I usually do not talk much about the commercial version, because most of the time this brings up the question of how I consider the freeware community. Even if of course the commercial customers have some sort of priority, I spend a lot of time doing support on the freeware user base. I do not always answer all emails or posts on the forums, though I read all messages and try to include fixes as soon as practicable for me.
What are the major development milestones that you are facing within the next 12 month? What about MSFS or support of X-Plane? Any updates to the instructor station?
FS2020 is still a big question mark. I do not have access to the SDK yet, so I have no idea what will be possible or not. As far as I know basic compatibility is possible as the aircraft model should be compatible, and FSX’s SimConnect interface still works as well. Though I have no idea how to do some advanced things like the icing simulation, weather radar and even navigation data extraction (runway/ILS alignment currently done using BGL files). The rumors with web assembly are not so nice for many people, it will require a lot of time for many developers to adapt to the new framework. I think the continuity throughout the P3D versions was really appreciated.
So for some, FS2020 might be a step backwards at first, at least for those who prefer systems realism over graphics depiction.
X-plane could technically be possible, though the aerodynamics are quite different, and I would need to restart there from scratch to make a decent flight model. I am a total newbie here and I don’t really want to face the steep learning curve. I made an interface through x-plane plugins many years ago so that part is covered (it does not even need XPUIPC), but the flight model is a complex thing.
I still have plans for an hobbyist IOS version, though I still don’t really know how to make that happen without stepping on the commercial market. I do not want unlicensed versions being used in training organizations, as I already have to fight that.

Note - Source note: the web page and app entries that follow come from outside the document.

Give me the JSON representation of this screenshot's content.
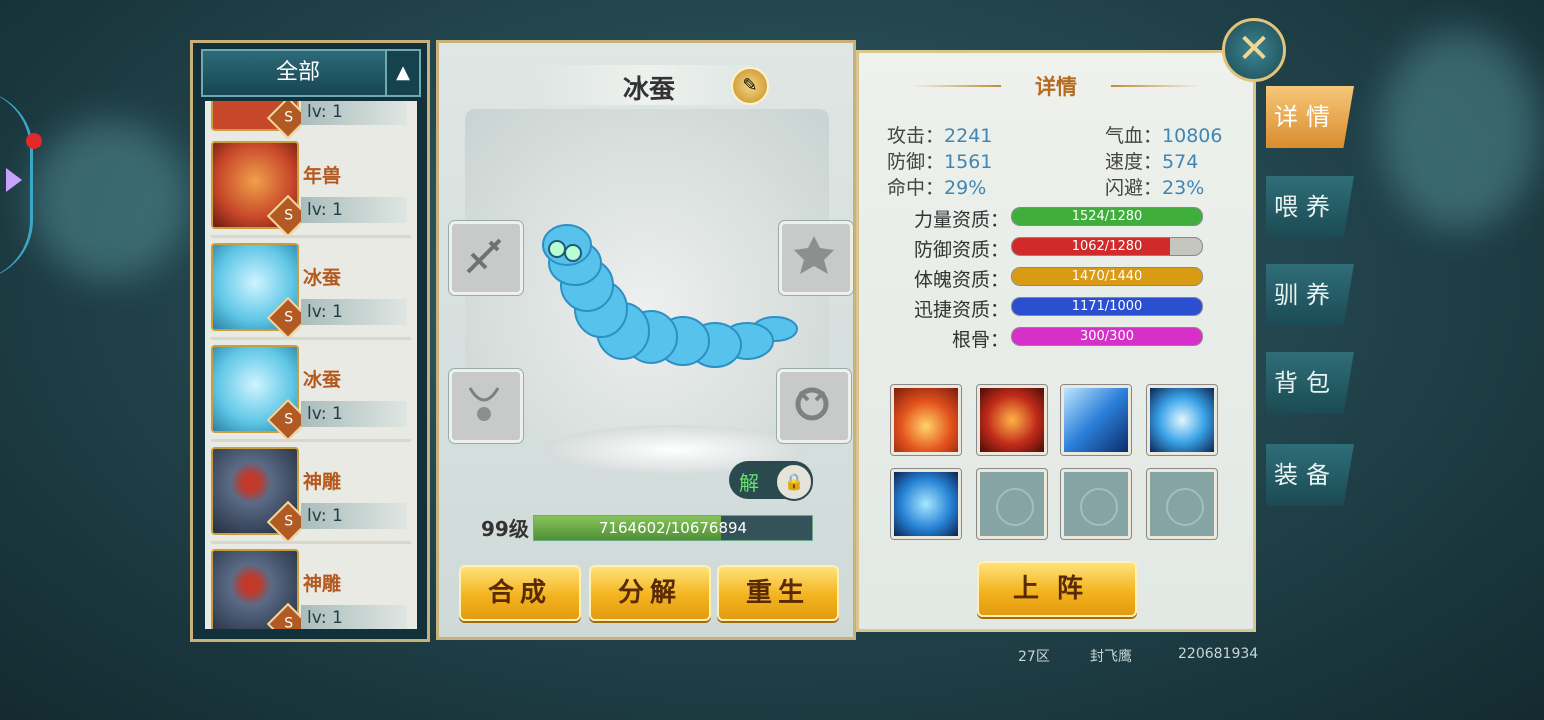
{
  "list": {
    "header": "全部",
    "toggle_icon": "chevron-up-icon",
    "partial_top_lv": "lv: 1",
    "items": [
      {
        "name": "年兽",
        "level": "lv: 1",
        "rank": "S",
        "color": "#c7472a"
      },
      {
        "name": "冰蚕",
        "level": "lv: 1",
        "rank": "S",
        "color": "#5fc7e6"
      },
      {
        "name": "冰蚕",
        "level": "lv: 1",
        "rank": "S",
        "color": "#5fc7e6"
      },
      {
        "name": "神雕",
        "level": "lv: 1",
        "rank": "S",
        "color": "#3b4a63"
      },
      {
        "name": "神雕",
        "level": "lv: 1",
        "rank": "S",
        "color": "#3b4a63"
      }
    ]
  },
  "pet": {
    "name": "冰蚕",
    "level_label": "99级",
    "exp_text": "7164602/10676894",
    "exp_fraction": 0.671,
    "unlock_label": "解"
  },
  "actions": {
    "compose": "合成",
    "decompose": "分解",
    "rebirth": "重生",
    "deploy": "上阵"
  },
  "detail": {
    "title": "详情",
    "stats": {
      "attack_label": "攻击：",
      "attack": "2241",
      "hp_label": "气血：",
      "hp": "10806",
      "defense_label": "防御：",
      "defense": "1561",
      "speed_label": "速度：",
      "speed": "574",
      "hit_label": "命中：",
      "hit": "29%",
      "dodge_label": "闪避：",
      "dodge": "23%"
    },
    "aptitudes": [
      {
        "label": "力量资质：",
        "text": "1524/1280",
        "fraction": 1.0,
        "color": "#3fae3a"
      },
      {
        "label": "防御资质：",
        "text": "1062/1280",
        "fraction": 0.83,
        "color": "#d02a2a"
      },
      {
        "label": "体魄资质：",
        "text": "1470/1440",
        "fraction": 1.0,
        "color": "#d99a14"
      },
      {
        "label": "迅捷资质：",
        "text": "1171/1000",
        "fraction": 1.0,
        "color": "#2a4fd0"
      },
      {
        "label": "根骨：",
        "text": "300/300",
        "fraction": 1.0,
        "color": "#d630c8"
      }
    ]
  },
  "tabs": [
    "详情",
    "喂养",
    "驯养",
    "背包",
    "装备"
  ],
  "footer": {
    "zone": "27区",
    "player": "封飞鹰",
    "id": "220681934"
  }
}
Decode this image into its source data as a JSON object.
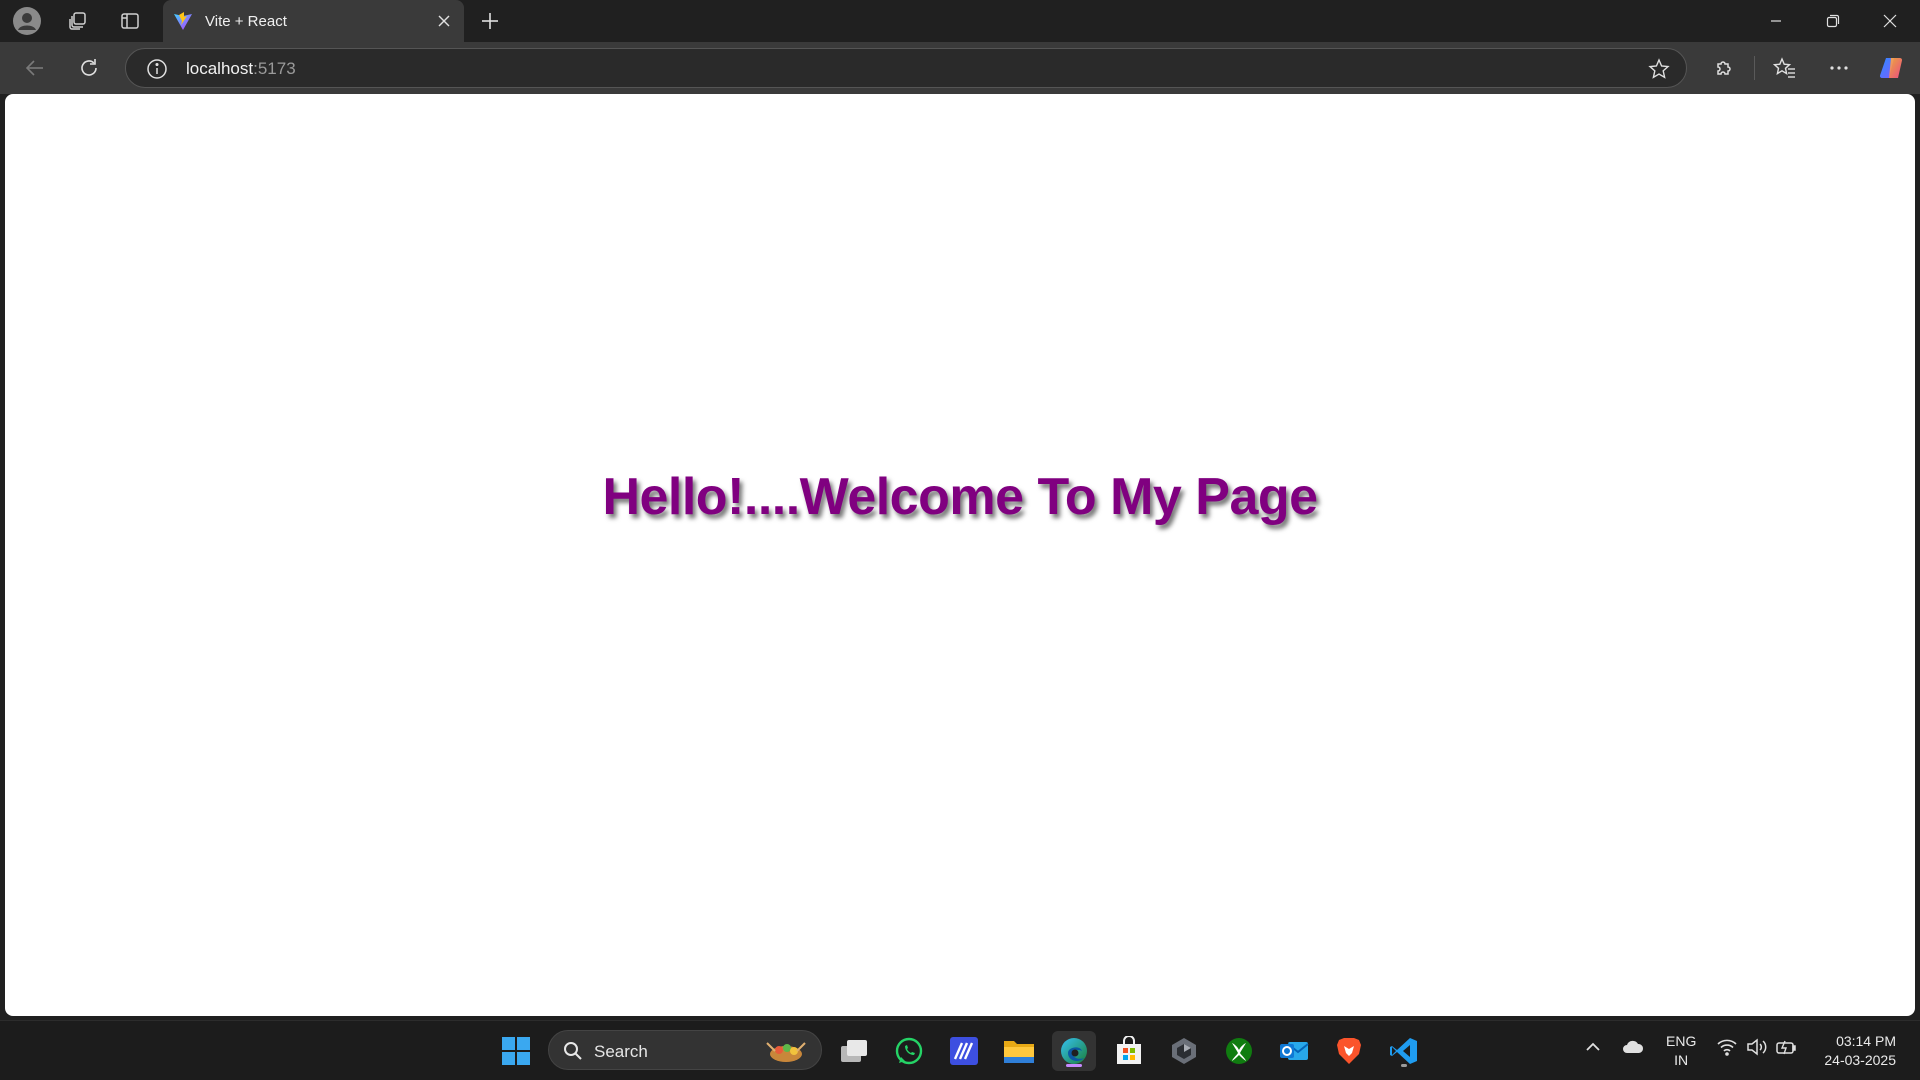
{
  "browser": {
    "tab": {
      "title": "Vite + React",
      "favicon": "vite-logo-icon"
    },
    "address": {
      "host": "localhost",
      "port": ":5173"
    },
    "icons": [
      "profile-icon",
      "workspaces-icon",
      "vertical-tabs-icon",
      "close-icon",
      "plus-icon",
      "minimize-icon",
      "restore-icon",
      "back-icon",
      "refresh-icon",
      "info-icon",
      "star-icon",
      "extensions-icon",
      "favorites-icon",
      "more-icon",
      "copilot-icon"
    ]
  },
  "page": {
    "heading": "Hello!....Welcome To My Page",
    "heading_color": "#800080"
  },
  "taskbar": {
    "search_label": "Search",
    "apps": [
      "windows-start-icon",
      "task-view-icon",
      "whatsapp-icon",
      "app-icon",
      "file-explorer-icon",
      "edge-icon",
      "store-icon",
      "app-icon",
      "xbox-icon",
      "outlook-icon",
      "brave-icon",
      "vscode-icon"
    ],
    "language": {
      "line1": "ENG",
      "line2": "IN"
    },
    "time": "03:14 PM",
    "date": "24-03-2025"
  }
}
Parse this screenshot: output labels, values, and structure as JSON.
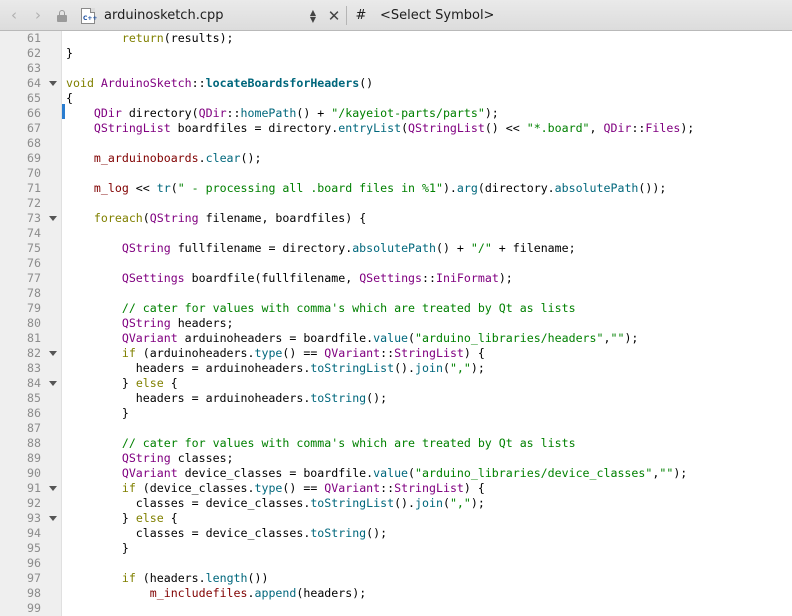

In any case, FS2020 will probably take up most of my free time from the 18th of August onward…